-- MATERIALS PROVIDED follows --

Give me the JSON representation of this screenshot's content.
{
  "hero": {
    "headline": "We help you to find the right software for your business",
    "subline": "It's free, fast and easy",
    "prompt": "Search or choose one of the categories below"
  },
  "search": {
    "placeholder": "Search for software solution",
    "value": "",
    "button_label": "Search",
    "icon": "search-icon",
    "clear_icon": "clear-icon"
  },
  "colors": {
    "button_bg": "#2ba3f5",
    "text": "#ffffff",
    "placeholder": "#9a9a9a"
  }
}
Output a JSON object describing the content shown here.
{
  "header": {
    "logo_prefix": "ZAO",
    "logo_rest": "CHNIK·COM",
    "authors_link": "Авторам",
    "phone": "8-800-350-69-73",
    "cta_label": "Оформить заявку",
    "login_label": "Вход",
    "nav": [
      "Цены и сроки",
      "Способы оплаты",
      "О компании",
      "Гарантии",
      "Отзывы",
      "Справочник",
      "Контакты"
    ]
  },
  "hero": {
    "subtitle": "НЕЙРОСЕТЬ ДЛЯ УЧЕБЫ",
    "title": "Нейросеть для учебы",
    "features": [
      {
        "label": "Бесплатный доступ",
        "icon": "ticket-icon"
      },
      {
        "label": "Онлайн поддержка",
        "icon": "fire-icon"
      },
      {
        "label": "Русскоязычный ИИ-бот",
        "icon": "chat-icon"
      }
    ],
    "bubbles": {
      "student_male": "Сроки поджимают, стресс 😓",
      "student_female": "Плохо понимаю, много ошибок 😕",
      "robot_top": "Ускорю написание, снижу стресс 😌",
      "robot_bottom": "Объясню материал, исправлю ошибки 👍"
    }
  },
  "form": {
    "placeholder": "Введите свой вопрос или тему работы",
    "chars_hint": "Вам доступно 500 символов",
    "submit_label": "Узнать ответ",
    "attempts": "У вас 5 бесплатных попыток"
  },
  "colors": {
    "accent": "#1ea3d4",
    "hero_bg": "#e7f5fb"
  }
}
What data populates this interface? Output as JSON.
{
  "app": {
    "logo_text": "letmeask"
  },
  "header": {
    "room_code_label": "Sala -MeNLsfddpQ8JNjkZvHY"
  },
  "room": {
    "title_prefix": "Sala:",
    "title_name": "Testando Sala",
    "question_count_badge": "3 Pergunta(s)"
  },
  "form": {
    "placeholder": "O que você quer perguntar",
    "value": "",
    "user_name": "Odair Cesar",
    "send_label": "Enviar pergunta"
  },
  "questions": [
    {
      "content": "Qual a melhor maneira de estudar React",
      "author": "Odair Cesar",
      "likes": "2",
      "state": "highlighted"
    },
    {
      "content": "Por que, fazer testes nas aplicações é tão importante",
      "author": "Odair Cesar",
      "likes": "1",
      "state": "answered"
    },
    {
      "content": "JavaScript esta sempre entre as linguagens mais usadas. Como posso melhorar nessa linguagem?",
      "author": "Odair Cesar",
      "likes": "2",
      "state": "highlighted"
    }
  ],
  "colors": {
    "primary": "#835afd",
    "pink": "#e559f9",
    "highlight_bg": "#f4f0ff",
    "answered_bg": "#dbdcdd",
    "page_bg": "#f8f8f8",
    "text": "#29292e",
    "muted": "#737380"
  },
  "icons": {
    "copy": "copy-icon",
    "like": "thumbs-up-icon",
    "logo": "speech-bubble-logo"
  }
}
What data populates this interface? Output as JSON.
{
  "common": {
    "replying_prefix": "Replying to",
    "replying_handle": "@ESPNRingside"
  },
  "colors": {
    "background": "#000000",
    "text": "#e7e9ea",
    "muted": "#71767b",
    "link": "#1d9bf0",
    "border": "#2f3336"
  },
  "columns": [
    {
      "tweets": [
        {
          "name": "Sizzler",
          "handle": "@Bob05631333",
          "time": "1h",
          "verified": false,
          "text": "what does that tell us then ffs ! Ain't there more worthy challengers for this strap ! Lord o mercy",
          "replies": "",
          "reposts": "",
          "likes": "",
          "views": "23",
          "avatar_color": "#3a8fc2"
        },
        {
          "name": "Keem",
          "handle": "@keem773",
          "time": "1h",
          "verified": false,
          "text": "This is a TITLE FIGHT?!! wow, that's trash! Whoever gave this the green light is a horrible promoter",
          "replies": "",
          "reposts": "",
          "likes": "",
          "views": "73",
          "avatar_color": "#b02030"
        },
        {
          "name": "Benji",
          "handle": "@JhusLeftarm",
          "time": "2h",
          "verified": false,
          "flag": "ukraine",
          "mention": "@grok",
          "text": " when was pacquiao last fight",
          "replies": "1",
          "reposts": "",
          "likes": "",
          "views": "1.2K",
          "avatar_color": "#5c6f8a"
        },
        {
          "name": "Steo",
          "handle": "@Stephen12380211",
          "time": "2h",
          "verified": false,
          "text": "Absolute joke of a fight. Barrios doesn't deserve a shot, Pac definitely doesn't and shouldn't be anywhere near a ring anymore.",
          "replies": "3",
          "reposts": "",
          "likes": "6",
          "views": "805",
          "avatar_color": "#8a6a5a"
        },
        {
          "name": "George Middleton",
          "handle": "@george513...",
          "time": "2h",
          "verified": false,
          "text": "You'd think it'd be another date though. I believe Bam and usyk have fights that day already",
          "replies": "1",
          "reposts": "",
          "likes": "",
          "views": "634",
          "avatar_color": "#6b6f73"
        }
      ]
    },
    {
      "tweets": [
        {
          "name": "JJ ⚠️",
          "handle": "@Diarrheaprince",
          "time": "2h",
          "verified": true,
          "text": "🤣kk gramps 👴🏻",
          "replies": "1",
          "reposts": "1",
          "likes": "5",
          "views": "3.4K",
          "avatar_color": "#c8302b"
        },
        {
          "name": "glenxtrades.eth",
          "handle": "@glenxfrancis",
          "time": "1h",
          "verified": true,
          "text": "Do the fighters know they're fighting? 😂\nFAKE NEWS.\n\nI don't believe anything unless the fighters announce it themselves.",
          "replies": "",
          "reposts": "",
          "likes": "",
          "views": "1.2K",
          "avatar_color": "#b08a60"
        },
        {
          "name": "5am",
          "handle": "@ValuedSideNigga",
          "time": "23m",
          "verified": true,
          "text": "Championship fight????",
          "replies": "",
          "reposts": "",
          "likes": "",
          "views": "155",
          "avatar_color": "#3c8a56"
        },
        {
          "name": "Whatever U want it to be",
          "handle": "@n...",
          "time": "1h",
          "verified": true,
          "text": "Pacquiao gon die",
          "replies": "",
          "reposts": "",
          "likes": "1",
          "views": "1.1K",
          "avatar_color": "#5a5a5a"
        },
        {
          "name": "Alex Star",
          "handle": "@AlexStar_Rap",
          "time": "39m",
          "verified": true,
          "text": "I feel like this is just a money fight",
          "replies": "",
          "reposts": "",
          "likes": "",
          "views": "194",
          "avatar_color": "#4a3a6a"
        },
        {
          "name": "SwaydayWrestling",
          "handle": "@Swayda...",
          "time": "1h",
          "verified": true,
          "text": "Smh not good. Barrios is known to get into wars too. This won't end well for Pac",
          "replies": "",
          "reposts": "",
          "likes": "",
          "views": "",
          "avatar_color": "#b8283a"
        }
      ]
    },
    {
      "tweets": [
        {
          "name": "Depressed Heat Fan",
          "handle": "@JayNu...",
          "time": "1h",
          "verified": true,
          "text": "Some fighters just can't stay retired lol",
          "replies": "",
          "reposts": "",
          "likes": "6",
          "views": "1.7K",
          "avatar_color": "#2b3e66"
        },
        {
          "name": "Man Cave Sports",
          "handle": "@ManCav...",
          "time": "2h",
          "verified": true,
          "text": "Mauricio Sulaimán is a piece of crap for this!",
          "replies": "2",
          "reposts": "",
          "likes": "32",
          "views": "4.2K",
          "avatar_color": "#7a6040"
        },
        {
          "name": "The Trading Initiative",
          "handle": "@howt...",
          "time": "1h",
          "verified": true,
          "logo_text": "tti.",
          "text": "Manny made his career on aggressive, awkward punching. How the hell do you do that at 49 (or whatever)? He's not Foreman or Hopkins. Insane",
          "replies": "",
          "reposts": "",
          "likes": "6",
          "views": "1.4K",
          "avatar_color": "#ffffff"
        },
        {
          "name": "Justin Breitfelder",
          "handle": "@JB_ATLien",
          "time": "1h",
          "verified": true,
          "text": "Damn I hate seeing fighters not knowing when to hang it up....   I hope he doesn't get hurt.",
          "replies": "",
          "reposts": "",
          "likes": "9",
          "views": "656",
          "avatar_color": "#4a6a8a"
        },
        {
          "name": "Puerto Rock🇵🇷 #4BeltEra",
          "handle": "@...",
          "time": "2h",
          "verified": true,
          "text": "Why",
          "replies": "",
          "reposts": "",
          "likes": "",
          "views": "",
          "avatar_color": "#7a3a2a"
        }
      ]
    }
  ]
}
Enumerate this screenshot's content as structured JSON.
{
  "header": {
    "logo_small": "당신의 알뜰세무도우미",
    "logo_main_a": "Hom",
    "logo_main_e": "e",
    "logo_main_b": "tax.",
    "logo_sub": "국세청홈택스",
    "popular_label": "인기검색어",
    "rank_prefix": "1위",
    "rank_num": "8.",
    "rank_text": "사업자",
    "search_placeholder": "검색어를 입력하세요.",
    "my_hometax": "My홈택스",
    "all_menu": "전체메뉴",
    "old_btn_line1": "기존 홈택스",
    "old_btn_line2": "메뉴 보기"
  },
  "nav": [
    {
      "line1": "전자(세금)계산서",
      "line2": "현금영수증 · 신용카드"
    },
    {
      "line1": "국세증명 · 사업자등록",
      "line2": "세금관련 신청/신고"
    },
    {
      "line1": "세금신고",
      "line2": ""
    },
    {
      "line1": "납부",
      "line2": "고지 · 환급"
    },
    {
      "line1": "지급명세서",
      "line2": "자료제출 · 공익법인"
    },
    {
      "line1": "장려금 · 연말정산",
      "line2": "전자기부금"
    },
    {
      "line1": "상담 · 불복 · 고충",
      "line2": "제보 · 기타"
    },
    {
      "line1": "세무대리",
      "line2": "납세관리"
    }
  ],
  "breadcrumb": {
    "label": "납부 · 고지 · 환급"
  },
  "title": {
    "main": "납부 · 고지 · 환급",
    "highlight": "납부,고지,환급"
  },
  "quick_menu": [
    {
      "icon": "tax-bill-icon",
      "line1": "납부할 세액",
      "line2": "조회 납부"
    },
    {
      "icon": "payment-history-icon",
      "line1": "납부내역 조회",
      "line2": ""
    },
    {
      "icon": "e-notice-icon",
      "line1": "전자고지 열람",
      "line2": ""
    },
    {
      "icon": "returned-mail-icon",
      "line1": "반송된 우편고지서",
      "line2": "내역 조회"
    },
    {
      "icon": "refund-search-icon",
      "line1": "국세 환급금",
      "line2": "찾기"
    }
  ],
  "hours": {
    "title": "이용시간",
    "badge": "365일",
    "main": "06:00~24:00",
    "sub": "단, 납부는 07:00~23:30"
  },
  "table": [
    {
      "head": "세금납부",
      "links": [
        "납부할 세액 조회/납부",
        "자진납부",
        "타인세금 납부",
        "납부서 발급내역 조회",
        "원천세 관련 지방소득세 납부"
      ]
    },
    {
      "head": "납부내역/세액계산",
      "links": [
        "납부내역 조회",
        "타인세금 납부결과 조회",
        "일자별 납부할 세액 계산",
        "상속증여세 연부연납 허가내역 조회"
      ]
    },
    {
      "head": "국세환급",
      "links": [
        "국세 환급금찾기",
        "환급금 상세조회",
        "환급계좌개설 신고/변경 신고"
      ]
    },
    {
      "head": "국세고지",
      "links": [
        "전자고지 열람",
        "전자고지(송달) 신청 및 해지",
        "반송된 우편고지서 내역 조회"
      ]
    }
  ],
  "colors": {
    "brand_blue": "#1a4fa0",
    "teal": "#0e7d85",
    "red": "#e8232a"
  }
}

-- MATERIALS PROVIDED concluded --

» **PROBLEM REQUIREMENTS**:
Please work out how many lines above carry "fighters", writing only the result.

» **RESPONSE AREA**:
3